---- EXTRACTED DATA

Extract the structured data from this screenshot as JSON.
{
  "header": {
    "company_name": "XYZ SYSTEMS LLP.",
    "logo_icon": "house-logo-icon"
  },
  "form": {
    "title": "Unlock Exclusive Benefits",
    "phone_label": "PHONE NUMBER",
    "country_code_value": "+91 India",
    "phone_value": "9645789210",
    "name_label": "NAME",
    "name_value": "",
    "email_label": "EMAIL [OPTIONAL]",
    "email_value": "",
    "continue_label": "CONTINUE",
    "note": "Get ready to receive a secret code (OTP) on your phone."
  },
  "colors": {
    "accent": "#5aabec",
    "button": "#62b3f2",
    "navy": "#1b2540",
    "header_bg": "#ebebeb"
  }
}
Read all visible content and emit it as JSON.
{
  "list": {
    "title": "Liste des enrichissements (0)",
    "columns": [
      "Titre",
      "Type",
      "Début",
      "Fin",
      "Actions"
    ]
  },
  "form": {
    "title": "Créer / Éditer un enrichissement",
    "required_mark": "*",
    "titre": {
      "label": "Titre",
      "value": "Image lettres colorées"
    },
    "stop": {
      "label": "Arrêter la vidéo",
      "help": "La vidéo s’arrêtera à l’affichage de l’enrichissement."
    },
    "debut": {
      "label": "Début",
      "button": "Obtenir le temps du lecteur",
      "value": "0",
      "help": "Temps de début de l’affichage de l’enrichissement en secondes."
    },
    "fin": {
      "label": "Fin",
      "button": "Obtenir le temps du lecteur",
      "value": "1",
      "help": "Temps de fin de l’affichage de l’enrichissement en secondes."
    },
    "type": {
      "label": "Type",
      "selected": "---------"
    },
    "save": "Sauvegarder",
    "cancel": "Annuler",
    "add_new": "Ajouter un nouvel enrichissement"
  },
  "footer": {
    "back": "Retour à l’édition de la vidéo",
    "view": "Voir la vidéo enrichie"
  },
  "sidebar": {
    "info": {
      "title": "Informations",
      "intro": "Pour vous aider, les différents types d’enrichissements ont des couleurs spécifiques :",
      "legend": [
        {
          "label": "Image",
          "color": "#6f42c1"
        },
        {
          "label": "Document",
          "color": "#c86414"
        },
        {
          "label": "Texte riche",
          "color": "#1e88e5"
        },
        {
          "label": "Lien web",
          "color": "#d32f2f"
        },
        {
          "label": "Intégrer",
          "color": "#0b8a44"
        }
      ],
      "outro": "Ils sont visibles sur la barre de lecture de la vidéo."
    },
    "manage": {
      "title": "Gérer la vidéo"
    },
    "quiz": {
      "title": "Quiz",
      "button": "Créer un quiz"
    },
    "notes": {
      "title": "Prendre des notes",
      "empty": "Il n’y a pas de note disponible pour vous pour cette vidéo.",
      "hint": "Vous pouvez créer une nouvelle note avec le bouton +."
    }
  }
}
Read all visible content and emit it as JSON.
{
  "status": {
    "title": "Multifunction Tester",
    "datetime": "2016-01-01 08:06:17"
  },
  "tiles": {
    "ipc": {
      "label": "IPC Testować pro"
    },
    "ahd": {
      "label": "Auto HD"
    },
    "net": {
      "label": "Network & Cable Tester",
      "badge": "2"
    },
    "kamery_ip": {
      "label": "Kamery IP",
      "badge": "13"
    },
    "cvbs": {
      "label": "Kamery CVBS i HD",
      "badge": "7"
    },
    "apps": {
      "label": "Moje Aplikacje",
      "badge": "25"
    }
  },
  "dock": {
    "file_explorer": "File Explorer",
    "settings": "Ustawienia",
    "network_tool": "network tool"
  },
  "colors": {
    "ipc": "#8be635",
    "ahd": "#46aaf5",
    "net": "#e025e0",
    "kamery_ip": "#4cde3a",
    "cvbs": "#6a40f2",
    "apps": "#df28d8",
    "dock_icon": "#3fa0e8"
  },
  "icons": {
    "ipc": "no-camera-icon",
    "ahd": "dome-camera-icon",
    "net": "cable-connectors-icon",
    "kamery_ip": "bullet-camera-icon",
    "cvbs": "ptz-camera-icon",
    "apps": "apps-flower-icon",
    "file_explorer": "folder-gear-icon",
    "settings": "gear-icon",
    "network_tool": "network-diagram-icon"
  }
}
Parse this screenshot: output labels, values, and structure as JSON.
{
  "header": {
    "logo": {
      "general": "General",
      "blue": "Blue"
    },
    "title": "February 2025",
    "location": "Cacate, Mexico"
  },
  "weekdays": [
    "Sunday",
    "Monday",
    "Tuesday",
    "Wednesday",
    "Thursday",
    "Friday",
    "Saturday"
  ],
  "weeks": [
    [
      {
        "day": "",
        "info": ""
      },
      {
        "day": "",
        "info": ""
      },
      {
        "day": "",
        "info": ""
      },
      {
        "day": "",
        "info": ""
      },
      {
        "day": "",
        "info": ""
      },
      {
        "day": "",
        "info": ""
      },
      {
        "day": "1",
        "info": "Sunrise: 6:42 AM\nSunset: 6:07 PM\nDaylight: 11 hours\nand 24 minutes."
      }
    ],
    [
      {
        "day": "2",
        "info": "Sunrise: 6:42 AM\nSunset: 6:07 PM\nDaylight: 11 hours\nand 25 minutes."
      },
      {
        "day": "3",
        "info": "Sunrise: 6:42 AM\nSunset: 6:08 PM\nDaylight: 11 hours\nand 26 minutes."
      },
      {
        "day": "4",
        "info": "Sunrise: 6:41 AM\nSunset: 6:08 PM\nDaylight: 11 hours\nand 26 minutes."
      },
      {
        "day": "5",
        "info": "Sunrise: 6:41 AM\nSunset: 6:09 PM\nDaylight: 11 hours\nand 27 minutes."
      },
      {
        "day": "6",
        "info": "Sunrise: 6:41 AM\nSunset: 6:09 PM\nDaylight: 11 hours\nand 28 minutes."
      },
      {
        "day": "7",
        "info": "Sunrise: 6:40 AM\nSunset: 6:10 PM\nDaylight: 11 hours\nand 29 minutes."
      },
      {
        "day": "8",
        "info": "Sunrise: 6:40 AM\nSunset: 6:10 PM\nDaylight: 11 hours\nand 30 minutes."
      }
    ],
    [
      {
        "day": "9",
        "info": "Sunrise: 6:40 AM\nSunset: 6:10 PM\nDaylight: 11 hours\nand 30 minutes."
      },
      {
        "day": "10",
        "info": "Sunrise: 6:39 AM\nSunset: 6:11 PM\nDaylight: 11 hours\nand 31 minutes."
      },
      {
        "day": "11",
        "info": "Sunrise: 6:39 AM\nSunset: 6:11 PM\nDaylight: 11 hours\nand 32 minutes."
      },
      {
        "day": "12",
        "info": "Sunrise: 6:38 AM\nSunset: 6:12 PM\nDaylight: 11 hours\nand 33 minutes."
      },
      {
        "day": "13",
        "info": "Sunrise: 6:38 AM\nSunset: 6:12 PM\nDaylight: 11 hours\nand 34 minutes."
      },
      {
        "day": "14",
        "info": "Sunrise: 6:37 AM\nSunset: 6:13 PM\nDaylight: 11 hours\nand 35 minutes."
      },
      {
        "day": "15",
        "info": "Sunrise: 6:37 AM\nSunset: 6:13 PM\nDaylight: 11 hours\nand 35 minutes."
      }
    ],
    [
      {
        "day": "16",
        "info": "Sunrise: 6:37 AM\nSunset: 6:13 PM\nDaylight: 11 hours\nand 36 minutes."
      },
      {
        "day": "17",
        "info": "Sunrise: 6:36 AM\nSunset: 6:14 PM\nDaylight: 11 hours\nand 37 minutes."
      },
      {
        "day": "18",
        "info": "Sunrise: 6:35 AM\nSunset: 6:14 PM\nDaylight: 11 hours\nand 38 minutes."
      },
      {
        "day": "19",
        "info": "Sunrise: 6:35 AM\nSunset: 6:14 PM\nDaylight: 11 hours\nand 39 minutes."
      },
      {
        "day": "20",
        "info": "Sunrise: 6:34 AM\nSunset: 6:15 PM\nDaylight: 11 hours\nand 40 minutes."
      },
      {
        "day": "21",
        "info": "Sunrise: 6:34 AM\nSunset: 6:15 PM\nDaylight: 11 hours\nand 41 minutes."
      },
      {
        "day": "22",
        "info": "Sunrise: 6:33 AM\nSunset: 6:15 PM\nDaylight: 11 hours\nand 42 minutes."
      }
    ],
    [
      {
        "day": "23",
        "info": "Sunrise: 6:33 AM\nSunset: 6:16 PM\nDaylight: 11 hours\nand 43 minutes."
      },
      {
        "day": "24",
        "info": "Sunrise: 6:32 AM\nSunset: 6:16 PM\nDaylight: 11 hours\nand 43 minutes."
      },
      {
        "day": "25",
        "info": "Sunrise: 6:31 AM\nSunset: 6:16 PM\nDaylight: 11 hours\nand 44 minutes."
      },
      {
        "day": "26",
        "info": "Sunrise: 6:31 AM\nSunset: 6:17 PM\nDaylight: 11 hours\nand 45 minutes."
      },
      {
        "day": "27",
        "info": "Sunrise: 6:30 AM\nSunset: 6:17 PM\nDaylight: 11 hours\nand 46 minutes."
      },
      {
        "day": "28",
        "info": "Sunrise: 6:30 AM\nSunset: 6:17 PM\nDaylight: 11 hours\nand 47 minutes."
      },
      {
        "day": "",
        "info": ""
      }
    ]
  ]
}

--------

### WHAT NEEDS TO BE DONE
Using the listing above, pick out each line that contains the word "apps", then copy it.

### WRITTEN RESPONSE
    "apps": {
    "apps": "#df28d8",
    "apps": "apps-flower-icon",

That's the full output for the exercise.